Yet another Antigone, this one adapted for our times. Written by Jocelyn Clarke, directed by Anne Bogart, created and performed by SITI Company, this Antigone protests the American invasion of Iraq and rejects facile and sinister attempts at reconciling the real divisions in American society. It looks steadily, compassionately, at war's casualties, as the fighting proceeds street by street in the Theban war against Argos. Creon suspends civil rights in the name of state security, and puts the protesting Theban elders under house arrest. Pressed again and again to marry Haemon for the sake of national unity, Antigone refuses to compromise on her beliefs, though she loves her childhood friend. The political message is clear in this production, but it is also artful.

One aspect of its artfulness lies in its use of the Chorus. To counterbalance the play's contemporary allusions, the Chorus tells the story of the past. In captivating installments, he explains how Zeus's capture…

My poem in "Los Angeles Review"

The sixth issue of Los Angeles Review, published by Ren Hen Press, is out. My poem "What We Call Vegetables" is in it, along with contributions by Michael Czyzniejewski, Lydia Davis, Barry Graham, Naseem Rakha, Deborah Ager, Alex Lemon and Steven Almond. Essays. Fiction. Poetry. Reviews. Get your copy.
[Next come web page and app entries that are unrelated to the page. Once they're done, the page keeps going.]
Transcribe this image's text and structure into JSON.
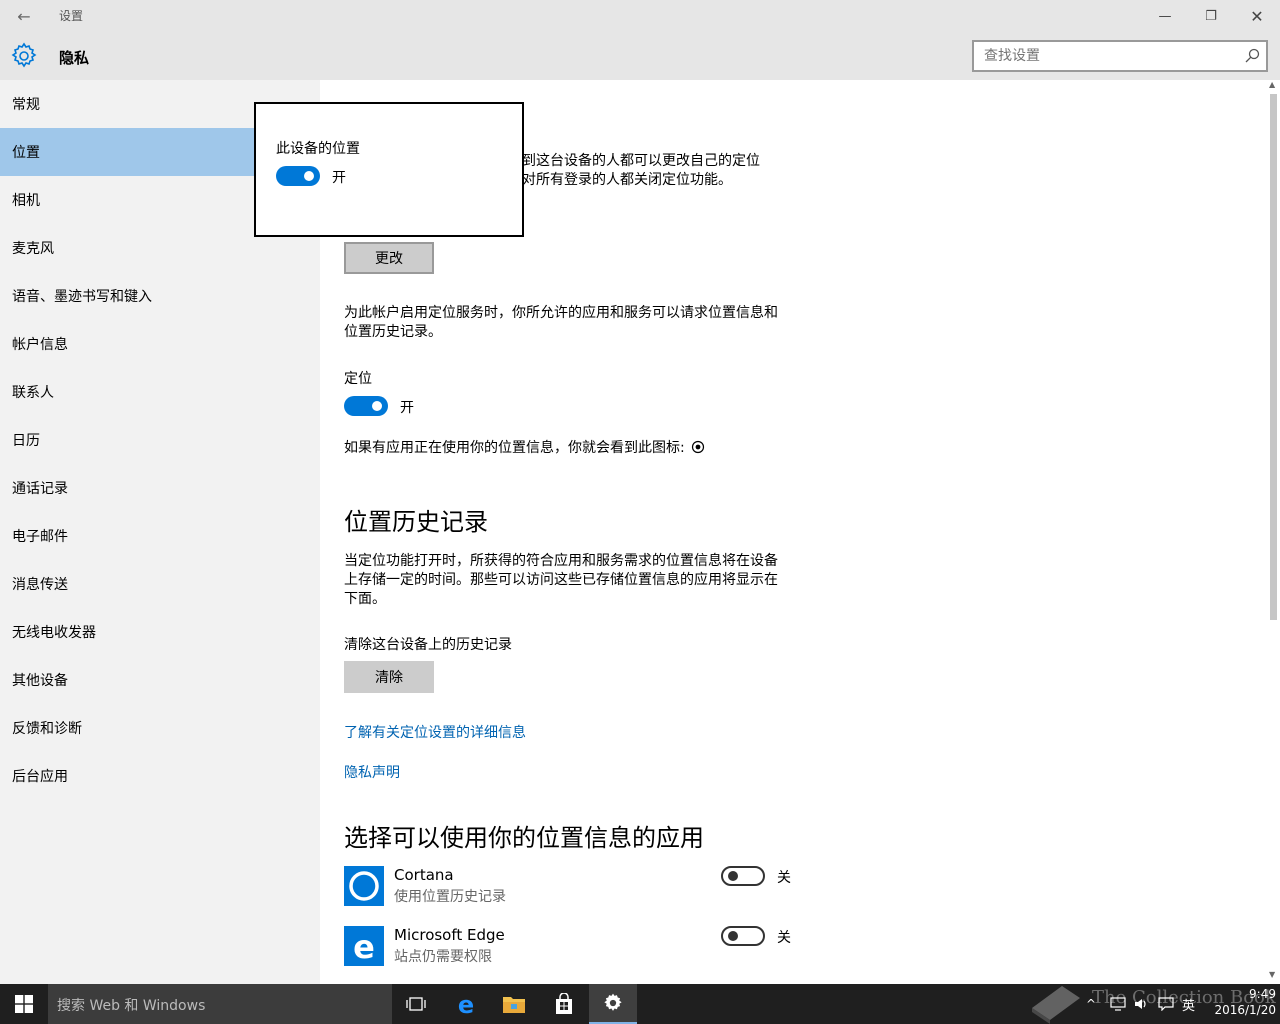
{
  "window": {
    "app_title": "设置",
    "back_glyph": "←",
    "min_glyph": "—",
    "max_glyph": "❐",
    "close_glyph": "✕"
  },
  "header": {
    "page_title": "隐私",
    "search_placeholder": "查找设置"
  },
  "sidebar": {
    "items": [
      {
        "label": "常规",
        "active": false
      },
      {
        "label": "位置",
        "active": true
      },
      {
        "label": "相机",
        "active": false
      },
      {
        "label": "麦克风",
        "active": false
      },
      {
        "label": "语音、墨迹书写和键入",
        "active": false
      },
      {
        "label": "帐户信息",
        "active": false
      },
      {
        "label": "联系人",
        "active": false
      },
      {
        "label": "日历",
        "active": false
      },
      {
        "label": "通话记录",
        "active": false
      },
      {
        "label": "电子邮件",
        "active": false
      },
      {
        "label": "消息传送",
        "active": false
      },
      {
        "label": "无线电收发器",
        "active": false
      },
      {
        "label": "其他设备",
        "active": false
      },
      {
        "label": "反馈和诊断",
        "active": false
      },
      {
        "label": "后台应用",
        "active": false
      }
    ]
  },
  "main": {
    "partial_text_line1": "到这台设备的人都可以更改自己的定位",
    "partial_text_line2": "对所有登录的人都关闭定位功能。",
    "change_button": "更改",
    "account_text": "为此帐户启用定位服务时，你所允许的应用和服务可以请求位置信息和位置历史记录。",
    "location_label": "定位",
    "location_toggle_state": "开",
    "location_toggle_on": true,
    "icon_hint_text": "如果有应用正在使用你的位置信息，你就会看到此图标:",
    "history_heading": "位置历史记录",
    "history_text": "当定位功能打开时，所获得的符合应用和服务需求的位置信息将在设备上存储一定的时间。那些可以访问这些已存储位置信息的应用将显示在下面。",
    "clear_label": "清除这台设备上的历史记录",
    "clear_button": "清除",
    "learn_more_link": "了解有关定位设置的详细信息",
    "privacy_link": "隐私声明",
    "apps_heading": "选择可以使用你的位置信息的应用",
    "apps": [
      {
        "name": "Cortana",
        "subtitle": "使用位置历史记录",
        "toggle_state": "关",
        "toggle_on": false,
        "icon": "cortana-icon",
        "icon_color": "#0078d7"
      },
      {
        "name": "Microsoft Edge",
        "subtitle": "站点仍需要权限",
        "toggle_state": "关",
        "toggle_on": false,
        "icon": "edge-icon",
        "icon_color": "#0078d7"
      }
    ]
  },
  "popup": {
    "title": "此设备的位置",
    "toggle_state": "开",
    "toggle_on": true
  },
  "taskbar": {
    "search_placeholder": "搜索 Web 和 Windows",
    "tray_lang": "英",
    "clock_time": "9:49",
    "clock_date": "2016/1/20",
    "watermark": "The Collection Book"
  },
  "colors": {
    "accent": "#0078d7",
    "sidebar_active": "#9fc7ea",
    "link": "#0063b1",
    "taskbar": "#1f1f1f"
  }
}
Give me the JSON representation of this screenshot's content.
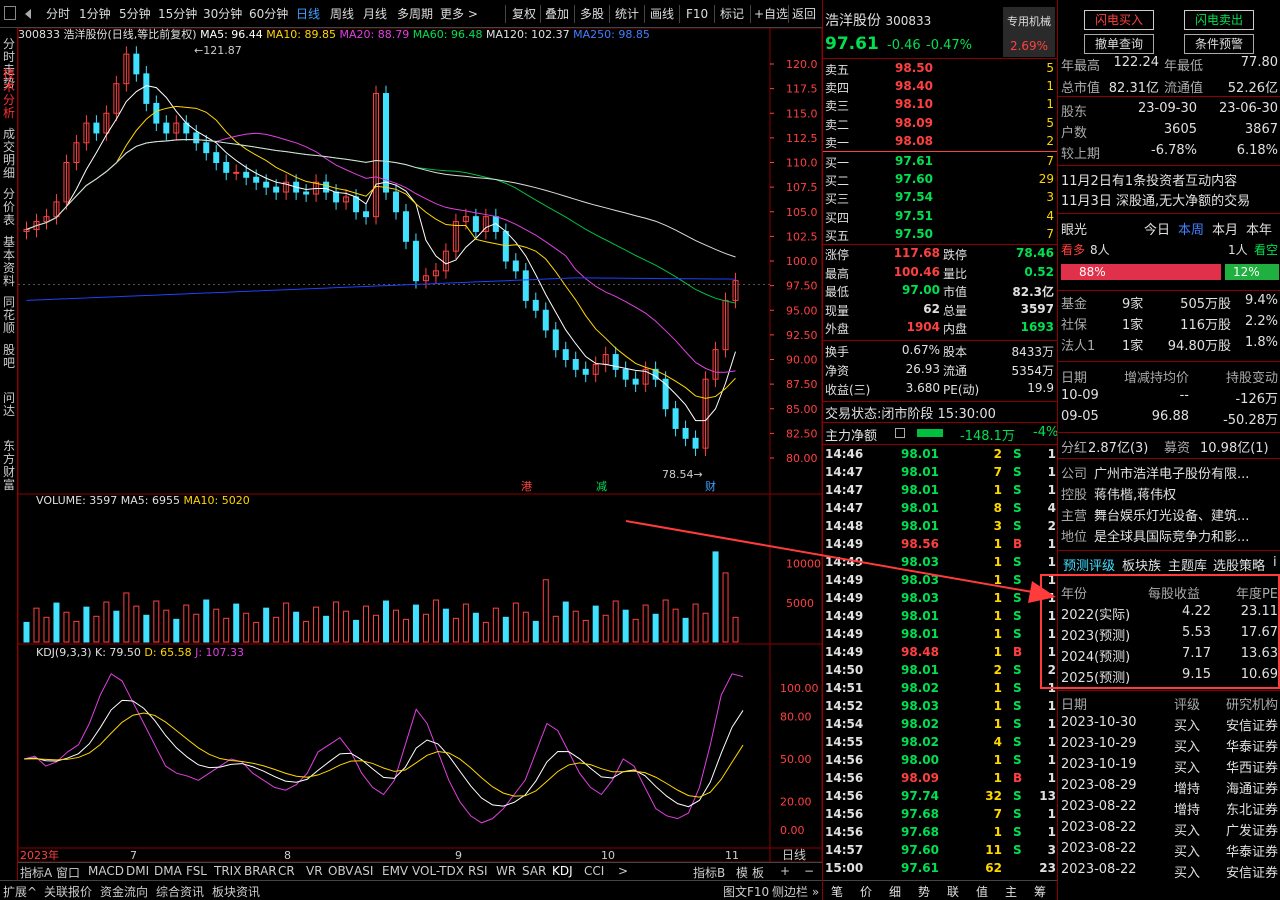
{
  "toolbar": {
    "items": [
      "分时",
      "1分钟",
      "5分钟",
      "15分钟",
      "30分钟",
      "60分钟",
      "日线",
      "周线",
      "月线",
      "多周期",
      "更多 >"
    ],
    "right_items": [
      "复权",
      "叠加",
      "多股",
      "统计",
      "画线",
      "F10",
      "标记",
      "+自选",
      "返回"
    ]
  },
  "left_tabs": [
    "分时走势",
    "技术分析",
    "成交明细",
    "分价表",
    "基本资料",
    "同花顺",
    "股吧",
    "问达",
    "东方财富"
  ],
  "chart": {
    "title": "300833 浩洋股份(日线,等比前复权)",
    "ma5": "MA5: 96.44",
    "ma10": "MA10: 89.85",
    "ma20": "MA20: 88.79",
    "ma60": "MA60: 96.48",
    "ma120": "MA120: 102.37",
    "ma250": "MA250: 98.85",
    "high_mark": "121.87",
    "low_mark": "78.54",
    "price_axis": [
      "120.0",
      "117.5",
      "115.0",
      "112.5",
      "110.0",
      "107.5",
      "105.0",
      "102.5",
      "100.0",
      "97.50",
      "95.00",
      "92.50",
      "90.00",
      "87.50",
      "85.00",
      "82.50",
      "80.00"
    ],
    "event_marks": [
      "港",
      "减",
      "财"
    ],
    "volume_title": "VOLUME: 3597",
    "vol_ma5": "MA5: 6955",
    "vol_ma10": "MA10: 5020",
    "vol_axis": [
      "10000",
      "5000"
    ],
    "kdj_title": "KDJ(9,3,3)",
    "kdj_k": "K: 79.50",
    "kdj_d": "D: 65.58",
    "kdj_j": "J: 107.33",
    "kdj_axis": [
      "100.00",
      "80.00",
      "50.00",
      "20.00",
      "0.00"
    ],
    "x_labels": [
      "2023年",
      "7",
      "8",
      "9",
      "10",
      "11"
    ],
    "period_label": "日线"
  },
  "bottom_tabs": [
    "指标A",
    "窗口",
    "MACD",
    "DMI",
    "DMA",
    "FSL",
    "TRIX",
    "BRAR",
    "CR",
    "VR",
    "OBV",
    "ASI",
    "EMV",
    "VOL-TDX",
    "RSI",
    "WR",
    "SAR",
    "KDJ",
    "CCI",
    ">"
  ],
  "bottom_right": [
    "指标B",
    "模",
    "板"
  ],
  "footer": [
    "扩展^",
    "关联报价",
    "资金流向",
    "综合资讯",
    "板块资讯"
  ],
  "footer_right": [
    "图文F10",
    "侧边栏 »"
  ],
  "quote": {
    "name": "浩洋股份",
    "code": "300833",
    "badge": "专用机械",
    "price": "97.61",
    "change": "-0.46",
    "pct": "-0.47%",
    "badge_pct": "2.69%",
    "asks": [
      {
        "label": "卖五",
        "price": "98.50",
        "vol": "5"
      },
      {
        "label": "卖四",
        "price": "98.40",
        "vol": "1"
      },
      {
        "label": "卖三",
        "price": "98.10",
        "vol": "1"
      },
      {
        "label": "卖二",
        "price": "98.09",
        "vol": "5"
      },
      {
        "label": "卖一",
        "price": "98.08",
        "vol": "2"
      }
    ],
    "bids": [
      {
        "label": "买一",
        "price": "97.61",
        "vol": "7"
      },
      {
        "label": "买二",
        "price": "97.60",
        "vol": "29"
      },
      {
        "label": "买三",
        "price": "97.54",
        "vol": "3"
      },
      {
        "label": "买四",
        "price": "97.51",
        "vol": "4"
      },
      {
        "label": "买五",
        "price": "97.50",
        "vol": "7"
      }
    ],
    "stats": [
      {
        "l1": "涨停",
        "v1": "117.68",
        "c1": "red",
        "l2": "跌停",
        "v2": "78.46",
        "c2": "green"
      },
      {
        "l1": "最高",
        "v1": "100.46",
        "c1": "red",
        "l2": "量比",
        "v2": "0.52",
        "c2": "green"
      },
      {
        "l1": "最低",
        "v1": "97.00",
        "c1": "green",
        "l2": "市值",
        "v2": "82.3亿",
        "c2": "white"
      },
      {
        "l1": "现量",
        "v1": "62",
        "c1": "white",
        "l2": "总量",
        "v2": "3597",
        "c2": "white"
      },
      {
        "l1": "外盘",
        "v1": "1904",
        "c1": "red",
        "l2": "内盘",
        "v2": "1693",
        "c2": "green"
      }
    ],
    "stats2": [
      {
        "l1": "换手",
        "v1": "0.67%",
        "l2": "股本",
        "v2": "8433万"
      },
      {
        "l1": "净资",
        "v1": "26.93",
        "l2": "流通",
        "v2": "5354万"
      },
      {
        "l1": "收益(三)",
        "v1": "3.680",
        "l2": "PE(动)",
        "v2": "19.9"
      }
    ],
    "status_label": "交易状态:",
    "status": "闭市阶段 15:30:00",
    "flow_label": "主力净额",
    "flow_value": "-148.1万",
    "flow_pct": "-4%",
    "ticks": [
      {
        "t": "14:46",
        "p": "98.01",
        "c": "green",
        "v": "2",
        "s": "S",
        "n": "1"
      },
      {
        "t": "14:47",
        "p": "98.01",
        "c": "green",
        "v": "7",
        "s": "S",
        "n": "1"
      },
      {
        "t": "14:47",
        "p": "98.01",
        "c": "green",
        "v": "1",
        "s": "S",
        "n": "1"
      },
      {
        "t": "14:47",
        "p": "98.01",
        "c": "green",
        "v": "8",
        "s": "S",
        "n": "4"
      },
      {
        "t": "14:48",
        "p": "98.01",
        "c": "green",
        "v": "3",
        "s": "S",
        "n": "2"
      },
      {
        "t": "14:49",
        "p": "98.56",
        "c": "red",
        "v": "1",
        "s": "B",
        "n": "1"
      },
      {
        "t": "14:49",
        "p": "98.03",
        "c": "green",
        "v": "1",
        "s": "S",
        "n": "1"
      },
      {
        "t": "14:49",
        "p": "98.03",
        "c": "green",
        "v": "1",
        "s": "S",
        "n": "1"
      },
      {
        "t": "14:49",
        "p": "98.03",
        "c": "green",
        "v": "1",
        "s": "S",
        "n": "1"
      },
      {
        "t": "14:49",
        "p": "98.01",
        "c": "green",
        "v": "1",
        "s": "S",
        "n": "1"
      },
      {
        "t": "14:49",
        "p": "98.01",
        "c": "green",
        "v": "1",
        "s": "S",
        "n": "1"
      },
      {
        "t": "14:49",
        "p": "98.48",
        "c": "red",
        "v": "1",
        "s": "B",
        "n": "1"
      },
      {
        "t": "14:50",
        "p": "98.01",
        "c": "green",
        "v": "2",
        "s": "S",
        "n": "2"
      },
      {
        "t": "14:51",
        "p": "98.02",
        "c": "green",
        "v": "1",
        "s": "S",
        "n": "1"
      },
      {
        "t": "14:52",
        "p": "98.03",
        "c": "green",
        "v": "1",
        "s": "S",
        "n": "1"
      },
      {
        "t": "14:54",
        "p": "98.02",
        "c": "green",
        "v": "1",
        "s": "S",
        "n": "1"
      },
      {
        "t": "14:55",
        "p": "98.02",
        "c": "green",
        "v": "4",
        "s": "S",
        "n": "1"
      },
      {
        "t": "14:56",
        "p": "98.00",
        "c": "green",
        "v": "1",
        "s": "S",
        "n": "1"
      },
      {
        "t": "14:56",
        "p": "98.09",
        "c": "red",
        "v": "1",
        "s": "B",
        "n": "1"
      },
      {
        "t": "14:56",
        "p": "97.74",
        "c": "green",
        "v": "32",
        "s": "S",
        "n": "13"
      },
      {
        "t": "14:56",
        "p": "97.68",
        "c": "green",
        "v": "7",
        "s": "S",
        "n": "1"
      },
      {
        "t": "14:56",
        "p": "97.68",
        "c": "green",
        "v": "1",
        "s": "S",
        "n": "1"
      },
      {
        "t": "14:57",
        "p": "97.60",
        "c": "green",
        "v": "11",
        "s": "S",
        "n": "3"
      },
      {
        "t": "15:00",
        "p": "97.61",
        "c": "green",
        "v": "62",
        "s": "",
        "n": "23"
      }
    ],
    "bottom_tabs": [
      "笔",
      "价",
      "细",
      "势",
      "联",
      "值",
      "主",
      "筹"
    ]
  },
  "right": {
    "buttons": [
      "闪电买入",
      "闪电卖出",
      "撤单查询",
      "条件预警"
    ],
    "top_rows": [
      {
        "a": "年最高",
        "b": "122.24",
        "c": "年最低",
        "d": "77.80"
      },
      {
        "a": "总市值",
        "b": "82.31亿",
        "c": "流通值",
        "d": "52.26亿"
      }
    ],
    "holders_header": {
      "a": "股东",
      "b": "23-09-30",
      "c": "23-06-30"
    },
    "holders": [
      {
        "a": "户数",
        "b": "3605",
        "c": "3867"
      },
      {
        "a": "较上期",
        "b": "-6.78%",
        "c": "6.18%"
      }
    ],
    "news": [
      "11月2日有1条投资者互动内容",
      "11月3日 深股通,无大净额的交易"
    ],
    "eye": {
      "label": "眼光",
      "tabs": [
        "今日",
        "本周",
        "本月",
        "本年"
      ],
      "bull": "看多",
      "bull_n": "8人",
      "bear_n": "1人",
      "bear": "看空",
      "bull_pct": "88%",
      "bear_pct": "12%"
    },
    "funds": [
      {
        "a": "基金",
        "b": "9家",
        "c": "505万股",
        "d": "9.4%"
      },
      {
        "a": "社保",
        "b": "1家",
        "c": "116万股",
        "d": "2.2%"
      },
      {
        "a": "法人1",
        "b": "1家",
        "c": "94.80万股",
        "d": "1.8%"
      }
    ],
    "insider_header": {
      "a": "日期",
      "b": "增减持均价",
      "c": "持股变动"
    },
    "insider": [
      {
        "a": "10-09",
        "b": "--",
        "c": "-126万"
      },
      {
        "a": "09-05",
        "b": "96.88",
        "c": "-50.28万"
      }
    ],
    "dividend": {
      "label": "分红",
      "value": "2.87亿(3)",
      "label2": "募资",
      "value2": "10.98亿(1)"
    },
    "company": [
      {
        "k": "公司",
        "v": "广州市浩洋电子股份有限..."
      },
      {
        "k": "控股",
        "v": "蒋伟楷,蒋伟权"
      },
      {
        "k": "主营",
        "v": "舞台娱乐灯光设备、建筑..."
      },
      {
        "k": "地位",
        "v": "是全球具国际竞争力和影..."
      }
    ],
    "forecast_tabs": [
      "预测评级",
      "板块族",
      "主题库",
      "选股策略",
      "i"
    ],
    "forecast_header": {
      "a": "年份",
      "b": "每股收益",
      "c": "年度PE"
    },
    "forecast": [
      {
        "a": "2022(实际)",
        "b": "4.22",
        "c": "23.11"
      },
      {
        "a": "2023(预测)",
        "b": "5.53",
        "c": "17.67"
      },
      {
        "a": "2024(预测)",
        "b": "7.17",
        "c": "13.63"
      },
      {
        "a": "2025(预测)",
        "b": "9.15",
        "c": "10.69"
      }
    ],
    "ratings_header": {
      "a": "日期",
      "b": "评级",
      "c": "研究机构"
    },
    "ratings": [
      {
        "a": "2023-10-30",
        "b": "买入",
        "c": "安信证券"
      },
      {
        "a": "2023-10-29",
        "b": "买入",
        "c": "华泰证券"
      },
      {
        "a": "2023-10-19",
        "b": "买入",
        "c": "华西证券"
      },
      {
        "a": "2023-08-29",
        "b": "增持",
        "c": "海通证券"
      },
      {
        "a": "2023-08-22",
        "b": "增持",
        "c": "东北证券"
      },
      {
        "a": "2023-08-22",
        "b": "买入",
        "c": "广发证券"
      },
      {
        "a": "2023-08-22",
        "b": "买入",
        "c": "华泰证券"
      },
      {
        "a": "2023-08-22",
        "b": "买入",
        "c": "安信证券"
      }
    ]
  },
  "colors": {
    "up": "#ff4040",
    "down": "#40e0ff",
    "annotation": "#ff3b3b"
  }
}
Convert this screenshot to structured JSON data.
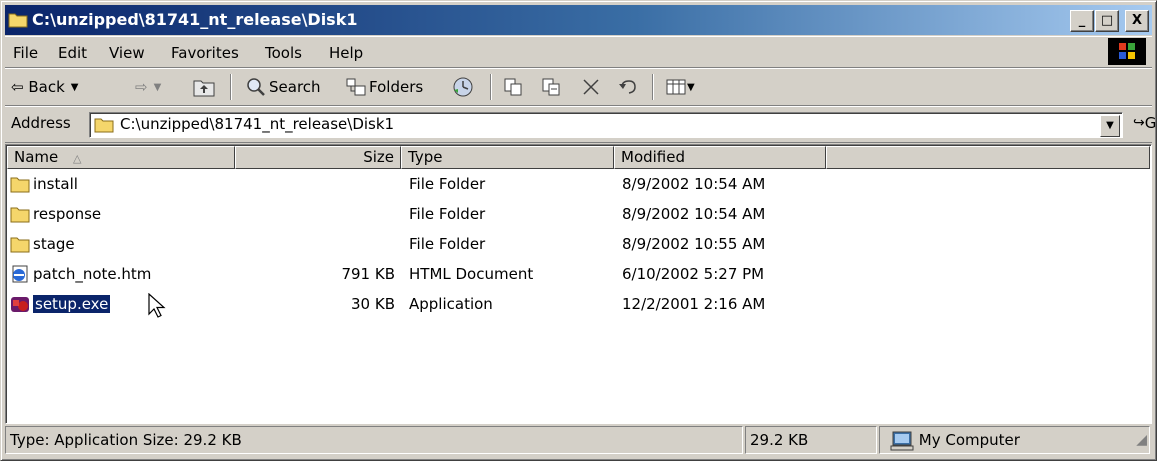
{
  "window": {
    "title": "C:\\unzipped\\81741_nt_release\\Disk1",
    "minimize": "_",
    "maximize": "□",
    "close": "X"
  },
  "menu": [
    "File",
    "Edit",
    "View",
    "Favorites",
    "Tools",
    "Help"
  ],
  "toolbar": {
    "back_label": "Back",
    "search_label": "Search",
    "folders_label": "Folders"
  },
  "address": {
    "label": "Address",
    "value": "C:\\unzipped\\81741_nt_release\\Disk1",
    "go_label": "Go"
  },
  "columns": {
    "name": "Name",
    "size": "Size",
    "type": "Type",
    "modified": "Modified"
  },
  "files": [
    {
      "name": "install",
      "size": "",
      "type": "File Folder",
      "modified": "8/9/2002 10:54 AM",
      "icon": "folder-icon"
    },
    {
      "name": "response",
      "size": "",
      "type": "File Folder",
      "modified": "8/9/2002 10:54 AM",
      "icon": "folder-icon"
    },
    {
      "name": "stage",
      "size": "",
      "type": "File Folder",
      "modified": "8/9/2002 10:55 AM",
      "icon": "folder-icon"
    },
    {
      "name": "patch_note.htm",
      "size": "791 KB",
      "type": "HTML Document",
      "modified": "6/10/2002 5:27 PM",
      "icon": "html-document-icon"
    },
    {
      "name": "setup.exe",
      "size": "30 KB",
      "type": "Application",
      "modified": "12/2/2001 2:16 AM",
      "icon": "application-icon",
      "selected": true
    }
  ],
  "status": {
    "info": "Type: Application Size: 29.2 KB",
    "size": "29.2 KB",
    "zone": "My Computer"
  },
  "colors": {
    "title_start": "#0a246a",
    "title_end": "#a6caf0",
    "selection": "#0a246a",
    "chrome": "#d4d0c8"
  }
}
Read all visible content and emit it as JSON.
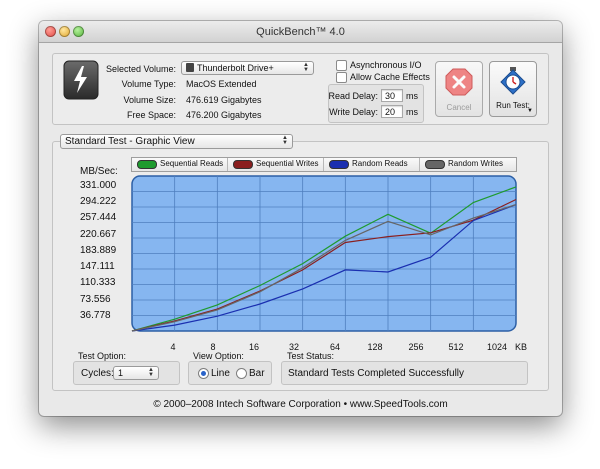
{
  "window": {
    "title": "QuickBench™ 4.0"
  },
  "volume": {
    "selected_label": "Selected Volume:",
    "selected_value": "Thunderbolt Drive+",
    "type_label": "Volume Type:",
    "type_value": "MacOS Extended",
    "size_label": "Volume Size:",
    "size_value": "476.619 Gigabytes",
    "free_label": "Free Space:",
    "free_value": "476.200 Gigabytes"
  },
  "options": {
    "async_label": "Asynchronous I/O",
    "async_checked": false,
    "cache_label": "Allow Cache Effects",
    "cache_checked": false,
    "read_delay_label": "Read Delay:",
    "read_delay_value": "30",
    "write_delay_label": "Write Delay:",
    "write_delay_value": "20",
    "unit_ms": "ms"
  },
  "buttons": {
    "cancel_label": "Cancel",
    "run_label": "Run Test:"
  },
  "view": {
    "mode_value": "Standard Test - Graphic View"
  },
  "chart_data": {
    "type": "line",
    "ylabel": "MB/Sec:",
    "xunit": "KB",
    "y_ticks": [
      "331.000",
      "294.222",
      "257.444",
      "220.667",
      "183.889",
      "147.111",
      "110.333",
      "73.556",
      "36.778"
    ],
    "x": [
      "4",
      "8",
      "16",
      "32",
      "64",
      "128",
      "256",
      "512",
      "1024"
    ],
    "ylim": [
      0,
      367.78
    ],
    "plot_bg": "#86b6f0",
    "grid": true,
    "legend_position": "top",
    "series": [
      {
        "name": "Sequential Reads",
        "color": "#1e9b2e",
        "values": [
          0,
          28,
          62,
          108,
          160,
          225,
          277,
          232,
          305,
          342
        ]
      },
      {
        "name": "Sequential Writes",
        "color": "#8a1f1f",
        "values": [
          0,
          24,
          52,
          95,
          145,
          210,
          224,
          233,
          263,
          312
        ]
      },
      {
        "name": "Random Reads",
        "color": "#1a2fb0",
        "values": [
          0,
          14,
          35,
          64,
          100,
          145,
          140,
          175,
          262,
          300
        ]
      },
      {
        "name": "Random Writes",
        "color": "#666666",
        "values": [
          0,
          22,
          50,
          93,
          150,
          215,
          260,
          228,
          268,
          300
        ]
      }
    ]
  },
  "bottom": {
    "test_option_label": "Test Option:",
    "cycles_label": "Cycles:",
    "cycles_value": "1",
    "view_option_label": "View Option:",
    "line_label": "Line",
    "bar_label": "Bar",
    "line_selected": true,
    "status_label": "Test Status:",
    "status_value": "Standard Tests Completed Successfully"
  },
  "footer": {
    "copyright": "© 2000–2008 Intech Software Corporation • www.SpeedTools.com"
  }
}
Pedro Almodovar's "La flor de mi secreto" (1995)

Leo Macias, played by a vivifying Marisa Paredes, cannot accept her marriage is dead. Unable to write the romance novels she churned out under the pseudonym Amanda Gris, she takes a job as a book reviewer with newspaperman Angel (Juan Echanove). Not knowing she is Gris, Angel assigns her to review her own book. He also falls in love with her but she cannot return his love, since she still hopes her husband would return to her. When her husband Paco (Imanol Arias) kills all hope, she is so depressed that she attempts suicide, and then leaves Madrid with her mother to return to the latter's village. Weaving with the village women, Leo may recuperate but her desire for life is only rekindled when she finds out that her anti-romantic novel she trashed helped to fund a flamenco dance production put up by the son of her cook. So art saves her finally, saves her for life.

A comment on imdb credited this film with Almodover's turn from formless farces to rich melodramas. The Flower of…

Seven Studies for a Face

TLS October 23 2009

I had not read Laura Cumming's book A Face to the World when I wrote my poem "Seven Studies for a Self-Portrait." Reading Elizabeth Lowry's review of the book, I am amazed by the connections and coincidences between Cumming's Durer and mine. The divine in the human is exactly the theme not only of the Durer study of my "Seven Studies," but also of my next book, to be titled the same as its opening sequence. The book will begin with the Christ-like Durer, and end with a ghazal sequence, in which the last ghazal compares me to God: "Jee, the unlikely initial for God." According to Cumming, Durer also painted his self-portrait based on his trademark initial, A. The initial A also begins and ends a sequence in my book called "I Am My Names," in which A stands for Anonymous.

Furthermore, Lowry points out that Durer's finger in the self-portrait says, "Ecce Homo." That is, of course, also Nietzsche's la…